    0
    Jobar007
    Jobar007

    6 years ago on Introduction

    Denatured alcohol would be a good substitute to Isopropyl alcohol. It is common and tends to not be diluted (it is "denatured" by methanol, typically).

    How fast does it take to freeze things (like your "cookies")? What about thin cuts of meat? How long before you have to "recharge" your griddle?

    Sorry for so many questions, but this sparks so many ideas!

    0
    jeff.verive
    jeff.verive

    Reply 4 months ago

    Denaturing by addition of methanol is no longer popular because of its toxicity. Bitter agents and pro-emetic (causing vomiting) are more commonly used to discourage ingestion.

    0
    Jobar007
    Jobar007

    Reply 2 months ago

    Maybe outside of the USA, but within the Material Safety Data Sheets of every major label denatured alcohol shows a significant amount of methanol in it. Those data sheets have to contain every ingredient (min and max to protect trade formulas). I'd recommend checking the data sheets for your chosen alcohol to see for yourself.

    0
    mart33n33
    mart33n33

    Reply 6 years ago on Introduction

    Great questions. It took about 30 seconds to freeze the cookies. I imagine thin cuts of meat would take less than a minute. The frozen slurry lasted about 15 hours - much longer than I expected. Happy grilling!

    0
    JDB16
    JDB16

    2 years ago on Step 5

    Ther is nothing mentioned about how extremely dangerous dry ice is, if not handled properly. Safety goggles and heavy leather gloves should always be used. Contact with dry ice can very easily kill living tissue.

    0
    SiafaA
    SiafaA

    5 years ago

    Is the finished "anti-griddle" safe for indoor use?

    0
    mikemania
    mikemania

    5 years ago on Introduction

    How do you clean up the leftover dry ice/alcohol mix? Can you just wash what's left into the drain?

    0
    mart33n33
    mart33n33

    Reply 5 years ago on Introduction
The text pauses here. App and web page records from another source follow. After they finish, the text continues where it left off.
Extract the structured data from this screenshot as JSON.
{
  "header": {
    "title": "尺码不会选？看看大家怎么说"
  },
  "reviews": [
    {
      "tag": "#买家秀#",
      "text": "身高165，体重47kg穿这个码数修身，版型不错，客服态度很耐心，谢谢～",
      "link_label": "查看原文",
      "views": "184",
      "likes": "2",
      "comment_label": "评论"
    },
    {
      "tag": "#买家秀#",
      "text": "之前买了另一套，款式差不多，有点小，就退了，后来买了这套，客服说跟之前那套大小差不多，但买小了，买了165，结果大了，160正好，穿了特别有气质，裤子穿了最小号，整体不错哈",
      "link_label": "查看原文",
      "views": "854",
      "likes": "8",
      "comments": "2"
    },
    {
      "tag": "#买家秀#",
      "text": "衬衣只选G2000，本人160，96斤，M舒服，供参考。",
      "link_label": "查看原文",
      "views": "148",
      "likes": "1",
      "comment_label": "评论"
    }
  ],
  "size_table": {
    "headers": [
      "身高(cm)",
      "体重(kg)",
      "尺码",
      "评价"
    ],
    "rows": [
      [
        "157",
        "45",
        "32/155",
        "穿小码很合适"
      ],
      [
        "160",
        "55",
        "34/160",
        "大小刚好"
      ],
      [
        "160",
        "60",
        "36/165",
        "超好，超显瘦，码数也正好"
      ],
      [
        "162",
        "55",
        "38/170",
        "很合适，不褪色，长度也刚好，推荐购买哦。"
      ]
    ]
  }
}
    Yes, it's safe to wash down the drain. It will also sublimate and evaporate after a day or two if left out. Ensure it's left outside as CO2 and alcohol fumes can be dangerous

    0
    dlowe5
    dlowe5

    5 years ago

    instant ice cream!